With the string "name" as the filter, copy each matching line from the records.
=== Excerpted data ===
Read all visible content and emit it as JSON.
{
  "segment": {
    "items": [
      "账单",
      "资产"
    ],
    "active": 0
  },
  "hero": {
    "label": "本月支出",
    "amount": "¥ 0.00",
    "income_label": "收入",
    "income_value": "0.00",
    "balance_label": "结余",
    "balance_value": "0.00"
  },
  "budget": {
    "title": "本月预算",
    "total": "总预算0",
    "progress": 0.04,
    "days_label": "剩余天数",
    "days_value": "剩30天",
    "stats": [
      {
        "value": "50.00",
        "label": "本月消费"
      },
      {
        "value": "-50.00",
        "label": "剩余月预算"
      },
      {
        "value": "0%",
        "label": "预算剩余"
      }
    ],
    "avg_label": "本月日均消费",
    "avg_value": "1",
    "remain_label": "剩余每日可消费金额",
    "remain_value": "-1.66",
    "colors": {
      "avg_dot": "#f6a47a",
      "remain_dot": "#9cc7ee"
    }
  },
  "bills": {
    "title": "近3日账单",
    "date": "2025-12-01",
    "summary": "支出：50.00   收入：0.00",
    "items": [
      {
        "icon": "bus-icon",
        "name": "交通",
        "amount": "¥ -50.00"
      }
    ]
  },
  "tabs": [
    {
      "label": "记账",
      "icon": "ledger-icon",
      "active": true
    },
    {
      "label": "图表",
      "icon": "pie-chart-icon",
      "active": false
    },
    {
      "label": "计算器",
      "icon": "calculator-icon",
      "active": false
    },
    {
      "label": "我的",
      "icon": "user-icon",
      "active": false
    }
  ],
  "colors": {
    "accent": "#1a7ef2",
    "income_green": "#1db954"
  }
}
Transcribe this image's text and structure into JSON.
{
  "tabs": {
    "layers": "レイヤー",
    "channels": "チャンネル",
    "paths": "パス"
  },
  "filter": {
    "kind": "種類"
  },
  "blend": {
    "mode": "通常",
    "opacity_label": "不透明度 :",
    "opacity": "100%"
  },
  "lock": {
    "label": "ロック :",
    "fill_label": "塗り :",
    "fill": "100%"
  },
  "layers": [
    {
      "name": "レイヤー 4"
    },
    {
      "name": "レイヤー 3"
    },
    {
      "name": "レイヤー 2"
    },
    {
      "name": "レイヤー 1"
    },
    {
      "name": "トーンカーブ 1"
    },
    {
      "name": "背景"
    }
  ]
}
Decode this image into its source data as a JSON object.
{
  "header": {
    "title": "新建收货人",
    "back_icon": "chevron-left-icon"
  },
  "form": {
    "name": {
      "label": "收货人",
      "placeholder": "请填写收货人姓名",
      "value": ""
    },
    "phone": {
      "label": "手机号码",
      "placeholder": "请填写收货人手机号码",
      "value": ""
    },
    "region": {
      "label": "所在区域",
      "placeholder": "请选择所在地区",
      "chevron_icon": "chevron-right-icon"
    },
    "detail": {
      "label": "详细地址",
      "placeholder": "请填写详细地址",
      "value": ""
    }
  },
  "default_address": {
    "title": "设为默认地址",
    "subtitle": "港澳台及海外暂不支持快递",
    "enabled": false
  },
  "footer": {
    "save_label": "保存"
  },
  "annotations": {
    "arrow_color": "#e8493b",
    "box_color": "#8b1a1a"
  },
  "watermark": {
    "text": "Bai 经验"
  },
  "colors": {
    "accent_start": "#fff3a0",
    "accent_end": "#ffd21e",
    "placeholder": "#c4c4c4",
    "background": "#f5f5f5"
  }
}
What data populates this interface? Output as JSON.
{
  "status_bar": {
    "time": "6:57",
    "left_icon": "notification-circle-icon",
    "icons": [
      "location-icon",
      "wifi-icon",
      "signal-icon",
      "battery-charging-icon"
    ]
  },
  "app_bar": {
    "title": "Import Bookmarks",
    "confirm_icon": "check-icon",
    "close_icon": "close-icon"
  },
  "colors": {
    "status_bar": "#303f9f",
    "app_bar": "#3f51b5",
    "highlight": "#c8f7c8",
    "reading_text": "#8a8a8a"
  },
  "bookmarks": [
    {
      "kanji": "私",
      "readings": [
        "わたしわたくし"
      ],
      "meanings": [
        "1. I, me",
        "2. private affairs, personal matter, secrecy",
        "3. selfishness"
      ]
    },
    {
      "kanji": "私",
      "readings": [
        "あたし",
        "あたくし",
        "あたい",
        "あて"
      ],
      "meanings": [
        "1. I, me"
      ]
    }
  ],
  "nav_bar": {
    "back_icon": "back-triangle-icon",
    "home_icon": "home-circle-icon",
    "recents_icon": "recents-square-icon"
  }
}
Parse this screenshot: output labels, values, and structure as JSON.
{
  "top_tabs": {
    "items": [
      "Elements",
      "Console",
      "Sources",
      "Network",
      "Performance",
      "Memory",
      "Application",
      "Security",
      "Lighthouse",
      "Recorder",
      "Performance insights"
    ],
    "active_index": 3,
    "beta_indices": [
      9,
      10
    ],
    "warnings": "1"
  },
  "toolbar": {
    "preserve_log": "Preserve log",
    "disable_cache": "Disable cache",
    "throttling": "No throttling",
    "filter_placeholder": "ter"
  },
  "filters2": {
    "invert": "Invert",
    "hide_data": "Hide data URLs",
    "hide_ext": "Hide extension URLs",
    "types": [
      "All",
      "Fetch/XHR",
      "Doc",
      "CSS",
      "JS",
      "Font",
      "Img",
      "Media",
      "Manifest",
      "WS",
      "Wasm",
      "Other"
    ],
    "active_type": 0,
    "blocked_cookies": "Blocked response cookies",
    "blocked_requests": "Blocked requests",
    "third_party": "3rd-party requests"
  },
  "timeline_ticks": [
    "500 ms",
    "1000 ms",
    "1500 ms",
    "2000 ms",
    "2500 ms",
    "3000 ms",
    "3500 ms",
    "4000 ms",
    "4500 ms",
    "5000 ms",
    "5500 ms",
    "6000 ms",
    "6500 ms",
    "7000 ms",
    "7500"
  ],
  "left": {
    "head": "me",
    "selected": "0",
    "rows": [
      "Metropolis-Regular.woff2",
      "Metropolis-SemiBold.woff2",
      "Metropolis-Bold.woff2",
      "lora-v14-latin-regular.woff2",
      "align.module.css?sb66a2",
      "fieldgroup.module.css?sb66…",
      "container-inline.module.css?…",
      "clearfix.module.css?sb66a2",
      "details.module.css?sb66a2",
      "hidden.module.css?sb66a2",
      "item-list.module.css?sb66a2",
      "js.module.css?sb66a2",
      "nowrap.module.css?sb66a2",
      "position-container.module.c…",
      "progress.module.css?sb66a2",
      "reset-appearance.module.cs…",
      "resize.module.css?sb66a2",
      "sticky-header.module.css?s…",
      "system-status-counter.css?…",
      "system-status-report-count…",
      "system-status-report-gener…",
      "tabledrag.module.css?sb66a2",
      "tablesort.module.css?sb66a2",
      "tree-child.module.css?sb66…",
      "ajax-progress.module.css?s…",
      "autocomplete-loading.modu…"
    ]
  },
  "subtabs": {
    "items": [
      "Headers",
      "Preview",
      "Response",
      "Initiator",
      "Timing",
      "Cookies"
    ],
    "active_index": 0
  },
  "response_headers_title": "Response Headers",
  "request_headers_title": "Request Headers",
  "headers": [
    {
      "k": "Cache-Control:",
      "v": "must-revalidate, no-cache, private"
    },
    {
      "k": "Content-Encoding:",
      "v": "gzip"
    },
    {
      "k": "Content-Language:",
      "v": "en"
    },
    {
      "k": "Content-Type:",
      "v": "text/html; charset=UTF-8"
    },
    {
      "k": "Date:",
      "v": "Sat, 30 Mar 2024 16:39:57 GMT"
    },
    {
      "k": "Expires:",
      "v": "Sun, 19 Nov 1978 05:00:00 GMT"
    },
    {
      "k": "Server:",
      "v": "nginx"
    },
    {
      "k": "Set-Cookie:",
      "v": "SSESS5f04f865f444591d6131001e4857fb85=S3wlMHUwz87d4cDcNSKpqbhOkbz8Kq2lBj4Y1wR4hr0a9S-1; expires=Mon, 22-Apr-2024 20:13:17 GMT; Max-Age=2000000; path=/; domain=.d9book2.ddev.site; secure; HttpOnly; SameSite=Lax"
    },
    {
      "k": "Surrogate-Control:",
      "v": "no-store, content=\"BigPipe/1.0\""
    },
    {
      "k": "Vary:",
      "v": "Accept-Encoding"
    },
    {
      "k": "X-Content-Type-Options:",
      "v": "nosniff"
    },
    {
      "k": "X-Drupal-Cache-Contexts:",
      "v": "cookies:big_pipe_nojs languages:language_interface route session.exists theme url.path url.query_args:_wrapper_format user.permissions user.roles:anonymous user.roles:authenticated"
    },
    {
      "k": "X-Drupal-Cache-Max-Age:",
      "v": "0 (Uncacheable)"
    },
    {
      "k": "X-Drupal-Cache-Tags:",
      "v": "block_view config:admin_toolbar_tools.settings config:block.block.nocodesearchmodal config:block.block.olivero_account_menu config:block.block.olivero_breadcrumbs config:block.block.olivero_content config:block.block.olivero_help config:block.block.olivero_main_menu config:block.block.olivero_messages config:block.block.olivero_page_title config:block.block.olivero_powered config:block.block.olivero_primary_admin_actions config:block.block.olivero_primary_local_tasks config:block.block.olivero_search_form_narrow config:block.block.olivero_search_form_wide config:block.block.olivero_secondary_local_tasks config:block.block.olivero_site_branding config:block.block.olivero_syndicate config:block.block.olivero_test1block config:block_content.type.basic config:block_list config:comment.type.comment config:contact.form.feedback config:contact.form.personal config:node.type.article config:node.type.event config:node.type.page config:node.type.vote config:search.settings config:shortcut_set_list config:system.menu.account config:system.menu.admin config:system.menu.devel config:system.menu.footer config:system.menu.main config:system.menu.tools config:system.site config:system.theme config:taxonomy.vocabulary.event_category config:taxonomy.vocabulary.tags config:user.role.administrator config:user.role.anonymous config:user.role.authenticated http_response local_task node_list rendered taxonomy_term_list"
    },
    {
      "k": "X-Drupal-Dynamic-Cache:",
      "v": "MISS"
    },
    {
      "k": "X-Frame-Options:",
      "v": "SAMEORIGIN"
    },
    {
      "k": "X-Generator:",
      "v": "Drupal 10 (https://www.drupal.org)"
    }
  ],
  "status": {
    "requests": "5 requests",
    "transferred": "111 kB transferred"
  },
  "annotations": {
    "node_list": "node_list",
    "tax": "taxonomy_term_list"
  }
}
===
Task solution:
        "name": "交通",
      "name": "レイヤー 4"
      "name": "レイヤー 3"
      "name": "レイヤー 2"
      "name": "レイヤー 1"
      "name": "トーンカーブ 1"
      "name": "背景"
    "name": {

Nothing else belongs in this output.